### TASK REQUIREMENTS
Whenever a line in the data holds the string "budgie", pull that line out.

### SUPPLIED DATA
=== Section Start ===

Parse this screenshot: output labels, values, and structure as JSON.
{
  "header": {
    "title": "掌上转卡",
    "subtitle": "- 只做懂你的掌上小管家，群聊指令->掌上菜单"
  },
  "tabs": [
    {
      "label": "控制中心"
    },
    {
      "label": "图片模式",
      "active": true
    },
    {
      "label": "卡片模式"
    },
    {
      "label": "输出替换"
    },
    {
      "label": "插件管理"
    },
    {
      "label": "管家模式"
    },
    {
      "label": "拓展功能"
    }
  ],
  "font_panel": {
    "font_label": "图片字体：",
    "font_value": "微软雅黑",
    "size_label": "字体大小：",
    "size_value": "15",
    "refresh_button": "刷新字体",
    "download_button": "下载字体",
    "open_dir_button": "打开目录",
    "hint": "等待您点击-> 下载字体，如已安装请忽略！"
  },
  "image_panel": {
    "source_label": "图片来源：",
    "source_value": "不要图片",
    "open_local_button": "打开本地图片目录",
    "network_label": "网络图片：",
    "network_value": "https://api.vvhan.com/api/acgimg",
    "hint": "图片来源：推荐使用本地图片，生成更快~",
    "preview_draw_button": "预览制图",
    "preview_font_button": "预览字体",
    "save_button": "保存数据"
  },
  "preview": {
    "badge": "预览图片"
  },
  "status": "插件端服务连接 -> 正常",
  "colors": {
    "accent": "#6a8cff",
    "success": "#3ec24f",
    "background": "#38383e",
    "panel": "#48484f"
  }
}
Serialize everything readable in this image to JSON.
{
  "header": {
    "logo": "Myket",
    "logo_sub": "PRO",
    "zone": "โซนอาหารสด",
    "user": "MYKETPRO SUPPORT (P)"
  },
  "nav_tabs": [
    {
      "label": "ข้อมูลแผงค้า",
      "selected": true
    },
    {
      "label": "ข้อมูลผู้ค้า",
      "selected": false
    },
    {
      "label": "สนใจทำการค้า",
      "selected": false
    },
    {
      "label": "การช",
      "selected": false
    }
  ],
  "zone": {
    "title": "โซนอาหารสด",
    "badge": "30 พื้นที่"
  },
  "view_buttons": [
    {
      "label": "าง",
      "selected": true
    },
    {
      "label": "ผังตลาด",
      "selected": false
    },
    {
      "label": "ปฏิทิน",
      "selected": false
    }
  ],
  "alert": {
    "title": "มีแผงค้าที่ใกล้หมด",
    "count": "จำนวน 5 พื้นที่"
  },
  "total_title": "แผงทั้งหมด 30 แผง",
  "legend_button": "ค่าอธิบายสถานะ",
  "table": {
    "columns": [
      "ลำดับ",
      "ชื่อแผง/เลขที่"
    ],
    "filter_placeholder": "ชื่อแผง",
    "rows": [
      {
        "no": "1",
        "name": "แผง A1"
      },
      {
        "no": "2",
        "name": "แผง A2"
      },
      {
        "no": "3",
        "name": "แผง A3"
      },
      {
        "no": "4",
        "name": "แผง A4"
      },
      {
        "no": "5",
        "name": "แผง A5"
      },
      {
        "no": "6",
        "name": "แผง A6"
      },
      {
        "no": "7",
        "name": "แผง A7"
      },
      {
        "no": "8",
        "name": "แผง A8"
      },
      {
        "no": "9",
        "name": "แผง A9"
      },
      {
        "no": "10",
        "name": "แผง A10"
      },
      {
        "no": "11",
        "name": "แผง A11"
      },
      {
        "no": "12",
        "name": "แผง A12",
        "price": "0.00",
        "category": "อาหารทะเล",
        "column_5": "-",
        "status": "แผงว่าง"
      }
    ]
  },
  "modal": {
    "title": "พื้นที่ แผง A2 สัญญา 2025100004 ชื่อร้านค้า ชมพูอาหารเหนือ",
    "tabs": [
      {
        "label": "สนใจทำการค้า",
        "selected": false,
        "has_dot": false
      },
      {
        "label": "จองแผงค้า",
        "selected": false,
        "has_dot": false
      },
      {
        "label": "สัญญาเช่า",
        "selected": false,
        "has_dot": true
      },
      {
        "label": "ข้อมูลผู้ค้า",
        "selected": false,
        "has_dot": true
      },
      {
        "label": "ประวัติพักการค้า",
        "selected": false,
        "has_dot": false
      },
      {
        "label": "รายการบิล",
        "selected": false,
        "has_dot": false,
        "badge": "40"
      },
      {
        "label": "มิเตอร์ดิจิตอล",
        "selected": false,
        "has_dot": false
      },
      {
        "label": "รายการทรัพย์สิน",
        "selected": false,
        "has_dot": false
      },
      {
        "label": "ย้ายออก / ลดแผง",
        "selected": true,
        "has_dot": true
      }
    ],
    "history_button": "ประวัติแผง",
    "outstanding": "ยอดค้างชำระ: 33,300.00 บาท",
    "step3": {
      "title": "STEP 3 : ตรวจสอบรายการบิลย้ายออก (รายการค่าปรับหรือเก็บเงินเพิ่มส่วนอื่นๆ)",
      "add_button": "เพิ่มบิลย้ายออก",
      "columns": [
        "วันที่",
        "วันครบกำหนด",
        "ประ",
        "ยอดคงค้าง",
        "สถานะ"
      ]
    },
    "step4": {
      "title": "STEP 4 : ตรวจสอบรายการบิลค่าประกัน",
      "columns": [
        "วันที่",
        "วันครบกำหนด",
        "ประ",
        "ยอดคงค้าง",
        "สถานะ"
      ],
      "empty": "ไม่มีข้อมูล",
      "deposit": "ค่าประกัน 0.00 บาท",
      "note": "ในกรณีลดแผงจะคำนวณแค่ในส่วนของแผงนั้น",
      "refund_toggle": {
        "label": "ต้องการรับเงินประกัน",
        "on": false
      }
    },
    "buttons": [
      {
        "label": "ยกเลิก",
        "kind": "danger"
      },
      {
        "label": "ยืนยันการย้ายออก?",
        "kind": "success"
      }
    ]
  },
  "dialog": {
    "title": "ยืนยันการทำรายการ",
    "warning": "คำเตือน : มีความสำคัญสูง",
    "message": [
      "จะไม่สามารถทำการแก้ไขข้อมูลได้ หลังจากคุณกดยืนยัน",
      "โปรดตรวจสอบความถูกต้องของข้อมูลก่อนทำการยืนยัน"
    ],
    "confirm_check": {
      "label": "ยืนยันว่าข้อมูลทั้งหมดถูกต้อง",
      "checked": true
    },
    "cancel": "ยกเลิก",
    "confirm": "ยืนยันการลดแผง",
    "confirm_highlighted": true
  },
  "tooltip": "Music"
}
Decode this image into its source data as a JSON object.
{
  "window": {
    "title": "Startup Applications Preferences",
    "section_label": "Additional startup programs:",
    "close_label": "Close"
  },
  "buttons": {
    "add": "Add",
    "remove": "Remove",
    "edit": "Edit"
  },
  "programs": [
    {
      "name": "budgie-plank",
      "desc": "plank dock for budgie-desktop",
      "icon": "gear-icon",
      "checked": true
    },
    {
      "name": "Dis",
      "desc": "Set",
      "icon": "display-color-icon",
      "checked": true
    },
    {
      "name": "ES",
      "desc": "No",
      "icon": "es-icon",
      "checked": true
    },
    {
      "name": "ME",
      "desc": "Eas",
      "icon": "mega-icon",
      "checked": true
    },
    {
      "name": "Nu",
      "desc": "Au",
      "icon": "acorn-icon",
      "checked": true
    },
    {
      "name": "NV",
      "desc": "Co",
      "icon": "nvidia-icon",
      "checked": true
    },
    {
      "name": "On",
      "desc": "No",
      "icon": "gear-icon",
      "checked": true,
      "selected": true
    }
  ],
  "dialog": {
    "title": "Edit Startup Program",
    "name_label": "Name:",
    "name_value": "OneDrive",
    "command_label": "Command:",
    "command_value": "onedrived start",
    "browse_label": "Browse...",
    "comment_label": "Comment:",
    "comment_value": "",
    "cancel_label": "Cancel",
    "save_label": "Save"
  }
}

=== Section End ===

### TASK SOLUTION
      "name": "budgie-plank",
      "desc": "plank dock for budgie-desktop",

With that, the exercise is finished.